“Rape is as American as apple pie,” says blogger Jessica Valenti. She and other feminists describe our society as a “rape culture” where violence against women is almost invisible. According to feminists, films, magazines, fashion, books, music, and humor cooperate in conveying the message that women are there to be used, abused and exploited.(Kitchens, 2015)
link.galegroup.com/apps/doc/EJ3010714208/OVIC?u=scot67242&xid=d9cbf746. Accessed 20 Nov. 2017. Originally published as "Feminism, Consumerism, & the Sexualization of Girls,", 2 Mar. 2007.
Anne McClintock’s “Gonad the Barbarian and the Venus Flytrap”, focuses a lot of attention on how from the beginning of history, women have been denied some of the basic rights and freedoms that have been essential to the way that men live. Starting back from the times where they couldn’t vote and when women were basically seen as property when wedded. Women today and even in the earlier days could not express their sexuality and could not show that they were sexual beings. Anne McClintock gives the idea that women should be able to have the things that men have and they should be able to express it in the same way as men. In this essay, I will analyze how Anne McClintock views pornography as a form of pleasure that is mostly consumed by men and how women are incorporated into the employment of the industry and even in the home setting.
This binary relationship manifests itself in Levy’s work in another way, as well. Toward the very end of the book Levy claims she has no complaint against women who do gain genuine sexual pleasure from “their vaginas waxed, their breasts enlarged” (Levy, 198). On one hand, Levy recognizes that sexuality is personal and that everyone’s own experiences and preferences are unique. Yet at the same time, by drawing the line between “authentic” and “fake”, she must impersonally interpret these experiences in order to classify them as “problematic”. This desire to judge yet not judge women’s sexual nature represents an underlying tension within the book that threatens to unravel her arguments.
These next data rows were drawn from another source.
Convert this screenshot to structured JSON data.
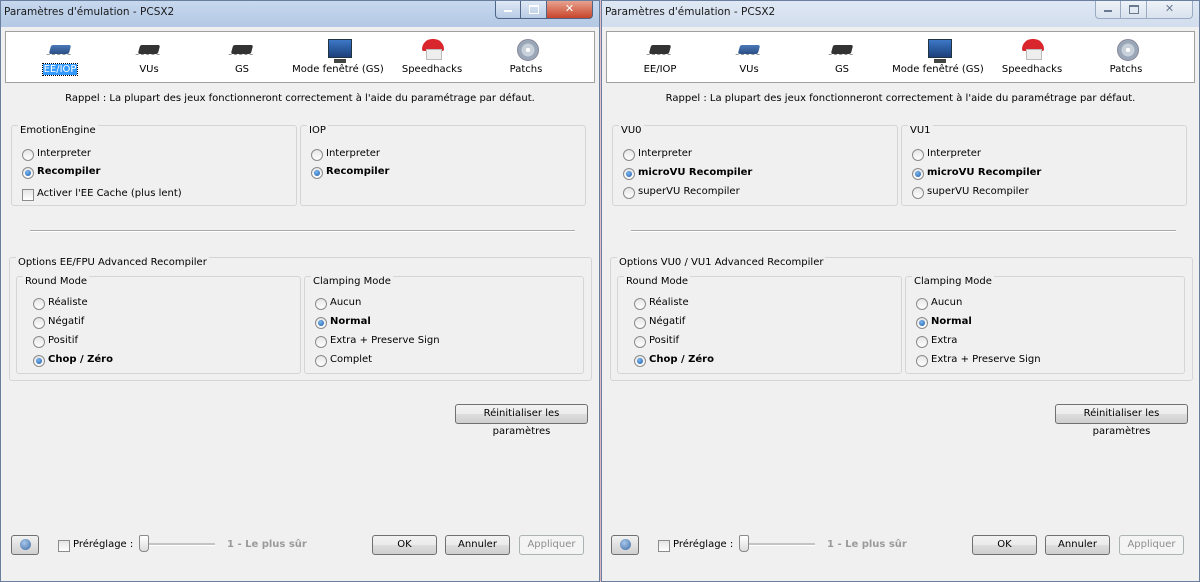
{
  "left": {
    "title": "Paramètres d'émulation - PCSX2",
    "tabs": [
      "EE/IOP",
      "VUs",
      "GS",
      "Mode fenêtré (GS)",
      "Speedhacks",
      "Patchs"
    ],
    "selected_tab": "EE/IOP",
    "rappel": "Rappel : La plupart des jeux fonctionneront correctement à l'aide du paramétrage par défaut.",
    "box1": {
      "title": "EmotionEngine",
      "options": [
        "Interpreter",
        "Recompiler"
      ],
      "selected": "Recompiler",
      "checkbox": "Activer l'EE Cache (plus lent)",
      "checked": false
    },
    "box2": {
      "title": "IOP",
      "options": [
        "Interpreter",
        "Recompiler"
      ],
      "selected": "Recompiler"
    },
    "advanced_title": "Options EE/FPU Advanced Recompiler",
    "round": {
      "title": "Round Mode",
      "options": [
        "Réaliste",
        "Négatif",
        "Positif",
        "Chop / Zéro"
      ],
      "selected": "Chop / Zéro"
    },
    "clamp": {
      "title": "Clamping Mode",
      "options": [
        "Aucun",
        "Normal",
        "Extra + Preserve Sign",
        "Complet"
      ],
      "selected": "Normal"
    }
  },
  "right": {
    "title": "Paramètres d'émulation - PCSX2",
    "tabs": [
      "EE/IOP",
      "VUs",
      "GS",
      "Mode fenêtré (GS)",
      "Speedhacks",
      "Patchs"
    ],
    "selected_tab": "VUs",
    "rappel": "Rappel : La plupart des jeux fonctionneront correctement à l'aide du paramétrage par défaut.",
    "box1": {
      "title": "VU0",
      "options": [
        "Interpreter",
        "microVU Recompiler",
        "superVU Recompiler"
      ],
      "selected": "microVU Recompiler"
    },
    "box2": {
      "title": "VU1",
      "options": [
        "Interpreter",
        "microVU Recompiler",
        "superVU Recompiler"
      ],
      "selected": "microVU Recompiler"
    },
    "advanced_title": "Options VU0 / VU1 Advanced Recompiler",
    "round": {
      "title": "Round Mode",
      "options": [
        "Réaliste",
        "Négatif",
        "Positif",
        "Chop / Zéro"
      ],
      "selected": "Chop / Zéro"
    },
    "clamp": {
      "title": "Clamping Mode",
      "options": [
        "Aucun",
        "Normal",
        "Extra",
        "Extra + Preserve Sign"
      ],
      "selected": "Normal"
    }
  },
  "common": {
    "reset_button": "Réinitialiser les paramètres",
    "preset_label": "Préréglage :",
    "preset_value": "1 - Le plus sûr",
    "ok_button": "OK",
    "cancel_button": "Annuler",
    "apply_button": "Appliquer"
  },
  "icons": {
    "tabs": [
      "cpu-chip-icon",
      "vu-chip-icon",
      "gs-chip-icon",
      "monitor-icon",
      "mushroom-icon",
      "disc-icon"
    ],
    "help": "help-globe-icon"
  }
}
The persistence of these problematic ideas within western popular culture has transformed black beauty standards in ways that empowers, but also, subverts black women back into these dominant narratives surrounding their buttocks. This is commonly displayed by popular R&B artist Beyoncé, who uses her large backside to market her performances and shows in order to increase her audience, and thus, her revenue. While some may argue that this may be counterproductive when challenging these westernized subjugations as it once again commodifies the black body, these sexualized articulations attempt to “serve as both economic and symbolic markers of black femininity that define her image,” Aisha Durham writes in her article, “Beyoncé, Southern Booty,
The sexualization of young girls and women in society is a prevalent theme in mass media. Presently, the sexualization of females is commonly seen in various consumer items like clothes, dolls, and even in Disney movies, according to “The Sexualization of Girls Is Harmful” article. The author says that sexualization occurs when “a person’s value comes only from his or her sexual appeal or behavior; a person is held to a standard that equates physical attractiveness with being sexy; a person is sexually objectified- made into a thing for others’ sexual use; and sexuality is inappropriately imposed upon a person (AboutKidsHealth).” Furthermore, the author provides statistics on how girls are being sexualized by the products they see and use